September 27, 2005

Okay, this is silly...

by Chris Randall

I'll readily admit that I'm a glutton for punishment when it comes to sound-generating equipment. I'll happily spend 3 hours trying to get an SE30 running UpBeat to sync with my main Nuendo box, so I can get it to make its special hi-hat fills on some ass-down shitty 80s digital drum machine, when I could easily do the same thing in about 4 minutes with a sample directly in Nuendo.

In that light, I've been eyeing the Yamaha TX16W sampler for quite some time. These things are cheap as hell, generally going for $75 to $100 on the 'bay, and with good reason. They are generally accepted to be the single most unfriendly instrument every conceived by man. The operating system makes so little sense, it might as well be throwing text on its tiny screen in cunieform or some other language that only 4 people can read.

However, this translates in to "challenge" to me. One of my hobbies (at least that's what I call it; most other people consider it a sign of obsessive/compulsive disorder) is getting obsolete or unusual operating systems to run on modern computers. (Or vice versa.) I can, to the dismay of people I work with, wax poetic on BeOS for days. All this translates in to an unseemly desire to have a sampler that no one else likes.

On paper, it seems like a powerful instrument, for its time. It's a 12-bit sampler (which is 4 more bits than the holy land, but 4 less than anything that sounds remotely good.) Hardware samplers have pretty much been obviated en mass as a result of the emergence of the DAW, so they're _all_ cheap. But this one has something about it that I can't put my finger on. I personally can't stand Yamaha gear. Every Yamaha product I've ever owned could fit nicely under the descriptor "asserific." I'm under no illusion that the TX16W is any different.

However, it does have one thing which most older samplers don't have: an alternate operating system, in the Typhoon2000. This is a free replacement OS for the TX16W, that adds a few features, and makes it almost bearable, I'm given to understand.

Well, time will tell. I'm this close to picking one up. We'll see how it all works out.




Sep.27.2005 @ 8:19 AM
I had one for quite a while. Typhoon is really a superb little retrofit. The filter still stinks, but the converters on that thing are miraculous. I've since switched up to an Akai S5000, and while I like it a lot more, I really miss the sound of the TX. Mellotron samples sounded great, Clavinet was tight and punchy, drums kicked ass. If you don't mind having to load the OS and samples from a floppy over and over, get one. Just remember that there is no battery-backed ALWAYS have to load EVERYTHING from disk.

Sep.27.2005 @ 3:54 PM
Suit & Tie Guy
while i preface this by saying i'm glad we both hate Yamaha gear ...

i'll keep my trusty S5000 kthx

btw, why don't you get something really easy to use like a Mirage?

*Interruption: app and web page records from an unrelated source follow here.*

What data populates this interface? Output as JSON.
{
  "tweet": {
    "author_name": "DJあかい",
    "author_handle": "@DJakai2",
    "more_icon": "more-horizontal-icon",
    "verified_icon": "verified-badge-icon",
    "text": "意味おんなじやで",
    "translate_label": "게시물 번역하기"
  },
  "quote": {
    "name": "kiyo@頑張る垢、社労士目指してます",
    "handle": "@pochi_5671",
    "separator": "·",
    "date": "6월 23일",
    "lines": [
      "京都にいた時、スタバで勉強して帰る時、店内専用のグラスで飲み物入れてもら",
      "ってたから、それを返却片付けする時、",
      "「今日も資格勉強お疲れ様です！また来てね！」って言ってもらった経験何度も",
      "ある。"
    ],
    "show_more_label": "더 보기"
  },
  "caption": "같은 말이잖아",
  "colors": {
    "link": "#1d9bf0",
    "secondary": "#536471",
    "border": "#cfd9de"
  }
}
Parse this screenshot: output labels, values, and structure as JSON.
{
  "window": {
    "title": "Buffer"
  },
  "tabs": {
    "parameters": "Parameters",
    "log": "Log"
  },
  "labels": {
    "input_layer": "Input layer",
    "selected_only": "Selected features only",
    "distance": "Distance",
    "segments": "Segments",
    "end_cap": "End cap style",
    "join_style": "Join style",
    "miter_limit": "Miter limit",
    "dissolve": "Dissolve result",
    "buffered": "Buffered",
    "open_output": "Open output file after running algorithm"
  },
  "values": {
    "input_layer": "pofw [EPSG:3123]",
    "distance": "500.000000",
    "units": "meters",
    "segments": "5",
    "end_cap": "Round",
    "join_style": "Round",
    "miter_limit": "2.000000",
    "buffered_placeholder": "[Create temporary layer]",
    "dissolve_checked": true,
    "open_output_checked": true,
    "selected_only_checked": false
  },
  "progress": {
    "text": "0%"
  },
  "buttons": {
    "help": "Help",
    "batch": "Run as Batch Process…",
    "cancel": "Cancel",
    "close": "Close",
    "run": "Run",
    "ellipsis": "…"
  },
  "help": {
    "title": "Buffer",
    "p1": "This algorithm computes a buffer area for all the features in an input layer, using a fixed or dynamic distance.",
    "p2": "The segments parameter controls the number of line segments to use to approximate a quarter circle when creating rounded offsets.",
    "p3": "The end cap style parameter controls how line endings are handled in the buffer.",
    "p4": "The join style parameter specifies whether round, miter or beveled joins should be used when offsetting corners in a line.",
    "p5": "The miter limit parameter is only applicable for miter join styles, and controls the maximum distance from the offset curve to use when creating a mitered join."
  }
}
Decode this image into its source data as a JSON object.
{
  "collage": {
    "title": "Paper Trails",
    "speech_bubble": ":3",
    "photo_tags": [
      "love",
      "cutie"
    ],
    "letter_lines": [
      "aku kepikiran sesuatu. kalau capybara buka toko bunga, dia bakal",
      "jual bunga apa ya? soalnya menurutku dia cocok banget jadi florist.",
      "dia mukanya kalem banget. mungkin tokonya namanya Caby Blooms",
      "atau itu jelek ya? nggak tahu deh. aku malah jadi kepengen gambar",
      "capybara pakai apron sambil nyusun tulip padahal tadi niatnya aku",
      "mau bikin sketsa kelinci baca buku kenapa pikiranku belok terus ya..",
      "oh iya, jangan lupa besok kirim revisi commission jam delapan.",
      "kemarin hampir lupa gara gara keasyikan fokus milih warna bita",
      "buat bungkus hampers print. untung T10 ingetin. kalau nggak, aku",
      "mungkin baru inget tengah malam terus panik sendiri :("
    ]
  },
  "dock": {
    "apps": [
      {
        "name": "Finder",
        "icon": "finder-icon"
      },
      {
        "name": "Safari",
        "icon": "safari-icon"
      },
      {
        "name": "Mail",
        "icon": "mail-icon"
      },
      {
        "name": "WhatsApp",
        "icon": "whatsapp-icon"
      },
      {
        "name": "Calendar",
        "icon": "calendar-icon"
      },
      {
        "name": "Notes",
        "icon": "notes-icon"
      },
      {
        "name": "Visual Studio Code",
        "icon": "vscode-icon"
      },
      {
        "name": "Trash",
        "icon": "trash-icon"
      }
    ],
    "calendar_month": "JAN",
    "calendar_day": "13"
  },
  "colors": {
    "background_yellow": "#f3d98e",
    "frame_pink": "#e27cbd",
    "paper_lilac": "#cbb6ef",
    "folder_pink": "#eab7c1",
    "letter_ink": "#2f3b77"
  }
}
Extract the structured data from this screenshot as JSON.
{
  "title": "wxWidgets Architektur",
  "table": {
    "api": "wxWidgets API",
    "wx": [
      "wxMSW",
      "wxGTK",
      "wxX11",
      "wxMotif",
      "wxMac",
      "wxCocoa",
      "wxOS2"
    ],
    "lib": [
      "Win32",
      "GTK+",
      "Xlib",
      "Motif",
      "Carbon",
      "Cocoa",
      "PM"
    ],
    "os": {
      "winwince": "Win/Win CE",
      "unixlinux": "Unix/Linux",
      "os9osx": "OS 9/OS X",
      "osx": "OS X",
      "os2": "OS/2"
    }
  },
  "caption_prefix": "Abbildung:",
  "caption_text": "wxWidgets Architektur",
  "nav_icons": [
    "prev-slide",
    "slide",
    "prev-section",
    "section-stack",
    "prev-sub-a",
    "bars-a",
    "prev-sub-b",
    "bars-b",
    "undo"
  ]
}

Sep.28.2005 @ 1:56 AM
the harvestman
The Typhoon OS was written by the same guy that did Reason's "malstrom" synth, probably one of two software synths that I've used long enough to record with.

The funny thing about the TX16W is that it was heavily pushed over the Sequential Prophet-3000 that was acquired by Yamaha around the same time, despite being a very inferior machine. One wonders exactly how much the design of the A-series was influenced by the P3000 technology...


Sep.28.2005 @ 11:01 AM
Chris Randall
Ahhh. The P3K is the most fattest of all samplers. In my ideal non-DAW studio, it would be the centerpiece. One of the many sad stories when the American companies started to give way to the Japanese ones.





Sorry, commenting is closed for this blog entry.